**** DATA SUPPLIED ****

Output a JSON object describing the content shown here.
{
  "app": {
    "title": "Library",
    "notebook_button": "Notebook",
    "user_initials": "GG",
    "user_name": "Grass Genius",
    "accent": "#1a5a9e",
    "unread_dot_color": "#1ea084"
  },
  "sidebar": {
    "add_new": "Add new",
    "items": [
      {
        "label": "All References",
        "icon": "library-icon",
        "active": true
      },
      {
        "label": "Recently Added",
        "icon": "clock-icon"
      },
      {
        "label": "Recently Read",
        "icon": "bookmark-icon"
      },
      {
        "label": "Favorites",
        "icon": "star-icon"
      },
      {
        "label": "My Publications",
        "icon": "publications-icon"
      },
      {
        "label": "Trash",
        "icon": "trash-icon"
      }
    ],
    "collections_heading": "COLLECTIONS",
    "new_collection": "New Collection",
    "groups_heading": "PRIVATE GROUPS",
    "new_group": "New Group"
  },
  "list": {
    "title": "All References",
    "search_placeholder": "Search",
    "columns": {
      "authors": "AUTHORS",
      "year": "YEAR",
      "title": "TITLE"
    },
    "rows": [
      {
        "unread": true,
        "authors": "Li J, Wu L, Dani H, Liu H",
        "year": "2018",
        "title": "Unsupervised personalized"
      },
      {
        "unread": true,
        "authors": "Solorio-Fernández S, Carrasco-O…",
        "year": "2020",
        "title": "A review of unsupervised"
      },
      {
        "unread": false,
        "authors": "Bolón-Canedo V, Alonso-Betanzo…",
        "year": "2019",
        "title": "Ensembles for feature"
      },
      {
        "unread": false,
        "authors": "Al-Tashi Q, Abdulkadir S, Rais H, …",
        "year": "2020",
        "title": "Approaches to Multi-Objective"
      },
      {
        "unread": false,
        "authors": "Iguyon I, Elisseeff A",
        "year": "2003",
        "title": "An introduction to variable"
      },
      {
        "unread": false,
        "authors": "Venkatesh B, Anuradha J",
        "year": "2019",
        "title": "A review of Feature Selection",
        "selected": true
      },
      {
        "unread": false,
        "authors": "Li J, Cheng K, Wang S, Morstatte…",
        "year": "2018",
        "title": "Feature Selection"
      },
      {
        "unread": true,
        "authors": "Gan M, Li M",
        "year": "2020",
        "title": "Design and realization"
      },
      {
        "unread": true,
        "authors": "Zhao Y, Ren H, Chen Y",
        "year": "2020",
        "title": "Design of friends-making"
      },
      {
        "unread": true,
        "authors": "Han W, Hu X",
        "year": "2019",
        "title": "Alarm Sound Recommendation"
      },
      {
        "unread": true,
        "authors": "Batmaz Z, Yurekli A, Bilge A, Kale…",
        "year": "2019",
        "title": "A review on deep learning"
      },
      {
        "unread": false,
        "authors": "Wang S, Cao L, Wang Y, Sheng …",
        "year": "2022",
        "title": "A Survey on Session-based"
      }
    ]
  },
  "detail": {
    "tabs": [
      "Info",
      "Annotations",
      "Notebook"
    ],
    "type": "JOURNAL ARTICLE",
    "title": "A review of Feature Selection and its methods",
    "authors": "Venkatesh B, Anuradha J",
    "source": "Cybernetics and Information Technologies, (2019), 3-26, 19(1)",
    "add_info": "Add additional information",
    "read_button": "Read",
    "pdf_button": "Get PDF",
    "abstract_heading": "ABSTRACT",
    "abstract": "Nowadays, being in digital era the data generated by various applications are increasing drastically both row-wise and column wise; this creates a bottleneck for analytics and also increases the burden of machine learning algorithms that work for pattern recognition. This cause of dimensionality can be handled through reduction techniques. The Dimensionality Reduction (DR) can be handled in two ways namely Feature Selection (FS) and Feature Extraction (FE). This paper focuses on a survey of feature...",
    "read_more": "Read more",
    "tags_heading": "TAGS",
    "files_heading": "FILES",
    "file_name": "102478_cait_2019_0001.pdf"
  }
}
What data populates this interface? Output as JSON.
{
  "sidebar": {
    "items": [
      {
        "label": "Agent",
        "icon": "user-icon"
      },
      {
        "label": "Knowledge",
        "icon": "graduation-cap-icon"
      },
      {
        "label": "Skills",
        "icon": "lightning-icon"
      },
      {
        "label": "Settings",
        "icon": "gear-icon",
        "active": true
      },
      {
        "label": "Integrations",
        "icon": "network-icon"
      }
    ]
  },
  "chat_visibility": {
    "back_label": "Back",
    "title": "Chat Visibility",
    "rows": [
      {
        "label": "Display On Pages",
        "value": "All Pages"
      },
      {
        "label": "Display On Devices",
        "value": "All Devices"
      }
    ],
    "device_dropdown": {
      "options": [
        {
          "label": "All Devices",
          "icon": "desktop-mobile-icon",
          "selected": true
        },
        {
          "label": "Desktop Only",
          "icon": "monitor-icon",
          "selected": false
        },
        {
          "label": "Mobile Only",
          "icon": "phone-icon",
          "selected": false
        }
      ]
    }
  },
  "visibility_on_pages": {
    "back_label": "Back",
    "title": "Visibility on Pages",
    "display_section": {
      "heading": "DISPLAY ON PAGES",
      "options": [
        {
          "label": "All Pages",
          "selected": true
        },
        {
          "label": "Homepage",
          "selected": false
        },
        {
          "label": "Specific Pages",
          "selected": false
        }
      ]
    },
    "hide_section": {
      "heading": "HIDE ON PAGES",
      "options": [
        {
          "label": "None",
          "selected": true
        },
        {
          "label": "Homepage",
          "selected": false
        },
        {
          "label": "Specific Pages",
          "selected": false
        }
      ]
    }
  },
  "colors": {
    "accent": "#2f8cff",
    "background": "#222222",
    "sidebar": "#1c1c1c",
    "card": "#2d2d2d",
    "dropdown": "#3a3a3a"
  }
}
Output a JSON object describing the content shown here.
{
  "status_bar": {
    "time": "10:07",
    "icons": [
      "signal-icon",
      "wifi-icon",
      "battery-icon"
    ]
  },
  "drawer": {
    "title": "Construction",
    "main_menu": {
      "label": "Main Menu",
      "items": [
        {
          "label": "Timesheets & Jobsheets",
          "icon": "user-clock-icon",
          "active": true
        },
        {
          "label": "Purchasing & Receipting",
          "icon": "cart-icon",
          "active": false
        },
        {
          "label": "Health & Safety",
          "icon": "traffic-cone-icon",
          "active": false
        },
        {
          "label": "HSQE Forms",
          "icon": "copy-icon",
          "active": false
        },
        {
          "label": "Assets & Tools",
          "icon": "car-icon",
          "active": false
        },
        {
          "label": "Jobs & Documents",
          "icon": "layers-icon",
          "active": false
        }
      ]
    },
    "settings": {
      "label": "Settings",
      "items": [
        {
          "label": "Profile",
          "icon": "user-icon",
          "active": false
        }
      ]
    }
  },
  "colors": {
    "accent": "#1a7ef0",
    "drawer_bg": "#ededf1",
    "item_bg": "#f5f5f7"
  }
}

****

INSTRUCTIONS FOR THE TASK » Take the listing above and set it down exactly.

SOLUTION TO THIS EXERCISE »
Output a JSON object describing the content shown here.
{
  "app": {
    "title": "Library",
    "notebook_button": "Notebook",
    "user_initials": "GG",
    "user_name": "Grass Genius",
    "accent": "#1a5a9e",
    "unread_dot_color": "#1ea084"
  },
  "sidebar": {
    "add_new": "Add new",
    "items": [
      {
        "label": "All References",
        "icon": "library-icon",
        "active": true
      },
      {
        "label": "Recently Added",
        "icon": "clock-icon"
      },
      {
        "label": "Recently Read",
        "icon": "bookmark-icon"
      },
      {
        "label": "Favorites",
        "icon": "star-icon"
      },
      {
        "label": "My Publications",
        "icon": "publications-icon"
      },
      {
        "label": "Trash",
        "icon": "trash-icon"
      }
    ],
    "collections_heading": "COLLECTIONS",
    "new_collection": "New Collection",
    "groups_heading": "PRIVATE GROUPS",
    "new_group": "New Group"
  },
  "list": {
    "title": "All References",
    "search_placeholder": "Search",
    "columns": {
      "authors": "AUTHORS",
      "year": "YEAR",
      "title": "TITLE"
    },
    "rows": [
      {
        "unread": true,
        "authors": "Li J, Wu L, Dani H, Liu H",
        "year": "2018",
        "title": "Unsupervised personalized"
      },
      {
        "unread": true,
        "authors": "Solorio-Fernández S, Carrasco-O…",
        "year": "2020",
        "title": "A review of unsupervised"
      },
      {
        "unread": false,
        "authors": "Bolón-Canedo V, Alonso-Betanzo…",
        "year": "2019",
        "title": "Ensembles for feature"
      },
      {
        "unread": false,
        "authors": "Al-Tashi Q, Abdulkadir S, Rais H, …",
        "year": "2020",
        "title": "Approaches to Multi-Objective"
      },
      {
        "unread": false,
        "authors": "Iguyon I, Elisseeff A",
        "year": "2003",
        "title": "An introduction to variable"
      },
      {
        "unread": false,
        "authors": "Venkatesh B, Anuradha J",
        "year": "2019",
        "title": "A review of Feature Selection",
        "selected": true
      },
      {
        "unread": false,
        "authors": "Li J, Cheng K, Wang S, Morstatte…",
        "year": "2018",
        "title": "Feature Selection"
      },
      {
        "unread": true,
        "authors": "Gan M, Li M",
        "year": "2020",
        "title": "Design and realization"
      },
      {
        "unread": true,
        "authors": "Zhao Y, Ren H, Chen Y",
        "year": "2020",
        "title": "Design of friends-making"
      },
      {
        "unread": true,
        "authors": "Han W, Hu X",
        "year": "2019",
        "title": "Alarm Sound Recommendation"
      },
      {
        "unread": true,
        "authors": "Batmaz Z, Yurekli A, Bilge A, Kale…",
        "year": "2019",
        "title": "A review on deep learning"
      },
      {
        "unread": false,
        "authors": "Wang S, Cao L, Wang Y, Sheng …",
        "year": "2022",
        "title": "A Survey on Session-based"
      }
    ]
  },
  "detail": {
    "tabs": [
      "Info",
      "Annotations",
      "Notebook"
    ],
    "type": "JOURNAL ARTICLE",
    "title": "A review of Feature Selection and its methods",
    "authors": "Venkatesh B, Anuradha J",
    "source": "Cybernetics and Information Technologies, (2019), 3-26, 19(1)",
    "add_info": "Add additional information",
    "read_button": "Read",
    "pdf_button": "Get PDF",
    "abstract_heading": "ABSTRACT",
    "abstract": "Nowadays, being in digital era the data generated by various applications are increasing drastically both row-wise and column wise; this creates a bottleneck for analytics and also increases the burden of machine learning algorithms that work for pattern recognition. This cause of dimensionality can be handled through reduction techniques. The Dimensionality Reduction (DR) can be handled in two ways namely Feature Selection (FS) and Feature Extraction (FE). This paper focuses on a survey of feature...",
    "read_more": "Read more",
    "tags_heading": "TAGS",
    "files_heading": "FILES",
    "file_name": "102478_cait_2019_0001.pdf"
  }
}
What data populates this interface? Output as JSON.
{
  "sidebar": {
    "items": [
      {
        "label": "Agent",
        "icon": "user-icon"
      },
      {
        "label": "Knowledge",
        "icon": "graduation-cap-icon"
      },
      {
        "label": "Skills",
        "icon": "lightning-icon"
      },
      {
        "label": "Settings",
        "icon": "gear-icon",
        "active": true
      },
      {
        "label": "Integrations",
        "icon": "network-icon"
      }
    ]
  },
  "chat_visibility": {
    "back_label": "Back",
    "title": "Chat Visibility",
    "rows": [
      {
        "label": "Display On Pages",
        "value": "All Pages"
      },
      {
        "label": "Display On Devices",
        "value": "All Devices"
      }
    ],
    "device_dropdown": {
      "options": [
        {
          "label": "All Devices",
          "icon": "desktop-mobile-icon",
          "selected": true
        },
        {
          "label": "Desktop Only",
          "icon": "monitor-icon",
          "selected": false
        },
        {
          "label": "Mobile Only",
          "icon": "phone-icon",
          "selected": false
        }
      ]
    }
  },
  "visibility_on_pages": {
    "back_label": "Back",
    "title": "Visibility on Pages",
    "display_section": {
      "heading": "DISPLAY ON PAGES",
      "options": [
        {
          "label": "All Pages",
          "selected": true
        },
        {
          "label": "Homepage",
          "selected": false
        },
        {
          "label": "Specific Pages",
          "selected": false
        }
      ]
    },
    "hide_section": {
      "heading": "HIDE ON PAGES",
      "options": [
        {
          "label": "None",
          "selected": true
        },
        {
          "label": "Homepage",
          "selected": false
        },
        {
          "label": "Specific Pages",
          "selected": false
        }
      ]
    }
  },
  "colors": {
    "accent": "#2f8cff",
    "background": "#222222",
    "sidebar": "#1c1c1c",
    "card": "#2d2d2d",
    "dropdown": "#3a3a3a"
  }
}
Output a JSON object describing the content shown here.
{
  "status_bar": {
    "time": "10:07",
    "icons": [
      "signal-icon",
      "wifi-icon",
      "battery-icon"
    ]
  },
  "drawer": {
    "title": "Construction",
    "main_menu": {
      "label": "Main Menu",
      "items": [
        {
          "label": "Timesheets & Jobsheets",
          "icon": "user-clock-icon",
          "active": true
        },
        {
          "label": "Purchasing & Receipting",
          "icon": "cart-icon",
          "active": false
        },
        {
          "label": "Health & Safety",
          "icon": "traffic-cone-icon",
          "active": false
        },
        {
          "label": "HSQE Forms",
          "icon": "copy-icon",
          "active": false
        },
        {
          "label": "Assets & Tools",
          "icon": "car-icon",
          "active": false
        },
        {
          "label": "Jobs & Documents",
          "icon": "layers-icon",
          "active": false
        }
      ]
    },
    "settings": {
      "label": "Settings",
      "items": [
        {
          "label": "Profile",
          "icon": "user-icon",
          "active": false
        }
      ]
    }
  },
  "colors": {
    "accent": "#1a7ef0",
    "drawer_bg": "#ededf1",
    "item_bg": "#f5f5f7"
  }
}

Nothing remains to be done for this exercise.